-- ASSIGNMENT --
Without carrying over a single picture, write out the records below exactly.

(Data about app and page elements)
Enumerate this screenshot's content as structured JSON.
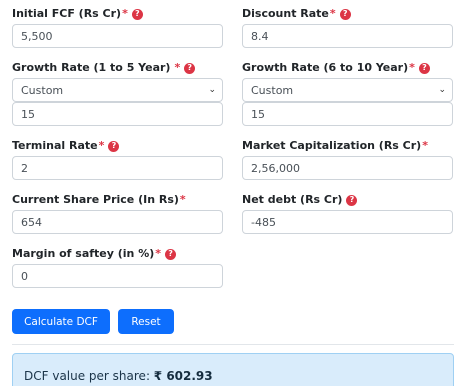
{
  "required_mark": "*",
  "help_glyph": "?",
  "colors": {
    "primary": "#0d6efd",
    "required": "#dc3545",
    "result_bg": "#d9ecfb"
  },
  "fields": {
    "initial_fcf": {
      "label": "Initial FCF (Rs Cr)",
      "value": "5,500"
    },
    "discount_rate": {
      "label": "Discount Rate",
      "value": "8.4"
    },
    "growth_1_5": {
      "label": "Growth Rate (1 to 5 Year)",
      "select": "Custom",
      "value": "15"
    },
    "growth_6_10": {
      "label": "Growth Rate (6 to 10 Year)",
      "select": "Custom",
      "value": "15"
    },
    "terminal_rate": {
      "label": "Terminal Rate",
      "value": "2"
    },
    "market_cap": {
      "label": "Market Capitalization (Rs Cr)",
      "value": "2,56,000"
    },
    "share_price": {
      "label": "Current Share Price (In Rs)",
      "value": "654"
    },
    "net_debt": {
      "label": "Net debt (Rs Cr)",
      "value": "-485"
    },
    "margin_safety": {
      "label": "Margin of saftey (in %)",
      "value": "0"
    }
  },
  "buttons": {
    "calculate": "Calculate DCF",
    "reset": "Reset"
  },
  "result": {
    "label": "DCF value per share:",
    "value": "₹ 602.93"
  }
}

-- FINISHED TASK --
Enumerate this screenshot's content as structured JSON.
{
  "required_mark": "*",
  "help_glyph": "?",
  "colors": {
    "primary": "#0d6efd",
    "required": "#dc3545",
    "result_bg": "#d9ecfb"
  },
  "fields": {
    "initial_fcf": {
      "label": "Initial FCF (Rs Cr)",
      "value": "5,500"
    },
    "discount_rate": {
      "label": "Discount Rate",
      "value": "8.4"
    },
    "growth_1_5": {
      "label": "Growth Rate (1 to 5 Year)",
      "select": "Custom",
      "value": "15"
    },
    "growth_6_10": {
      "label": "Growth Rate (6 to 10 Year)",
      "select": "Custom",
      "value": "15"
    },
    "terminal_rate": {
      "label": "Terminal Rate",
      "value": "2"
    },
    "market_cap": {
      "label": "Market Capitalization (Rs Cr)",
      "value": "2,56,000"
    },
    "share_price": {
      "label": "Current Share Price (In Rs)",
      "value": "654"
    },
    "net_debt": {
      "label": "Net debt (Rs Cr)",
      "value": "-485"
    },
    "margin_safety": {
      "label": "Margin of saftey (in %)",
      "value": "0"
    }
  },
  "buttons": {
    "calculate": "Calculate DCF",
    "reset": "Reset"
  },
  "result": {
    "label": "DCF value per share:",
    "value": "₹ 602.93"
  }
}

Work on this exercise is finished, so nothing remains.